What might happen if you hit your head while working out, and came to only to learn that you'd "lost" ten years of your life? That's what happens to Alice, pregnant with her first child, only to find it's ten years later, she's thin, she has three children, and her husband Nick, the love of her life, has left her.
As in Liane Moriarty's The Husband's Secret and Big Little Lies, this book also tells its story from the viewpoints of three main female characters. Besides Alice's point of view (written in third person, from both age 29 and age 39), there were journal entries to her psychiatrist from Elisabeth, Alice's sister, dealing with infertility issues; as well as letters to a (dead) former flame written by Frannie, the "grandmother" to Alice and Elisabeth. These didn't add much to Alice's main storyline, other than to help clarify what drove Alice and Elisabeth apart, and shed some light on their goofy mother (now married to Nick's father). They made the book a bit longer than it needed to be.
However, I loved the premise of this book, and the dialogue, especially that of Alice with her children - the children she doesn't "know" because she doesn't remember them. The younger Alice is upbeat and optimistic - and rather horrified to learn how much she has changed (mostly NOT for the better) in the last ten years she "missed." Of course, her memory slowly returns, and the ending is rather predictable, but getting there is compelling, even with the not-so-necessary side stories.

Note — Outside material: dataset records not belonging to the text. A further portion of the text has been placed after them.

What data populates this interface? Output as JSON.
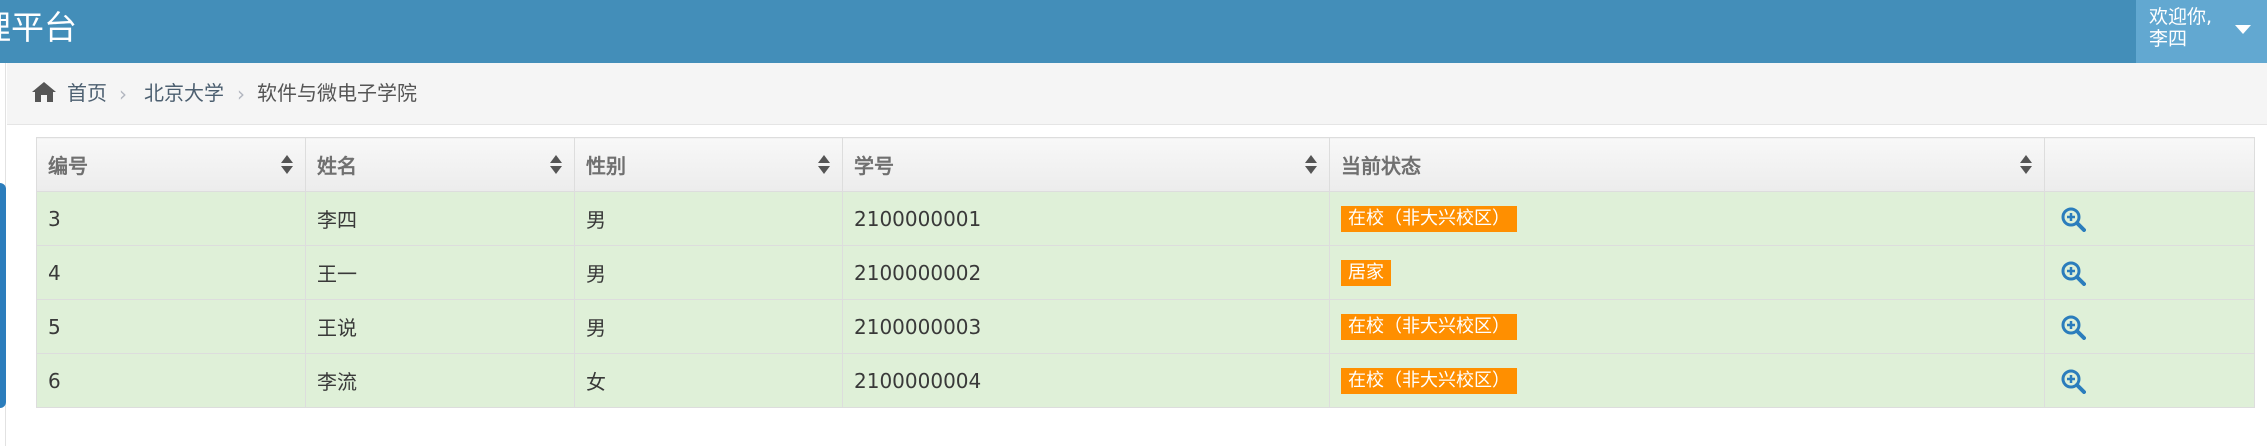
{
  "navbar": {
    "brand": "理平台",
    "user_greeting": "欢迎你,",
    "user_name": "李四",
    "colors": {
      "bar": "#438eb9",
      "user_menu": "#62a8d1"
    }
  },
  "breadcrumbs": {
    "home_icon": "home-icon",
    "items": [
      "首页",
      "北京大学",
      "软件与微电子学院"
    ],
    "separator": "›"
  },
  "table": {
    "columns": [
      "编号",
      "姓名",
      "性别",
      "学号",
      "当前状态",
      ""
    ],
    "sortable_icon": "sort-icon",
    "row_icon": "zoom-in-icon",
    "rows": [
      {
        "id": "3",
        "name": "李四",
        "gender": "男",
        "student_no": "2100000001",
        "status": "在校（非大兴校区）"
      },
      {
        "id": "4",
        "name": "王一",
        "gender": "男",
        "student_no": "2100000002",
        "status": "居家"
      },
      {
        "id": "5",
        "name": "王说",
        "gender": "男",
        "student_no": "2100000003",
        "status": "在校（非大兴校区）"
      },
      {
        "id": "6",
        "name": "李流",
        "gender": "女",
        "student_no": "2100000004",
        "status": "在校（非大兴校区）"
      }
    ],
    "colors": {
      "row_bg": "#dff0d8",
      "status_label": "#ff8f00",
      "icon": "#2b7dbc"
    }
  }
}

Best quote in the book: "Early love is exciting and exhilarating. It's light and bubbly. Anyone can love like that. But love after three children, after a separation and a near-divorce, after you've hurt each other and forgiven each other, bored each other and surprised each other, after you've seen the worst and the best - well that sort of love is ineffable. It deserves its own word."
© Amanda Pape - 2015
[This e-book was borrowed from and returned to my local public library.]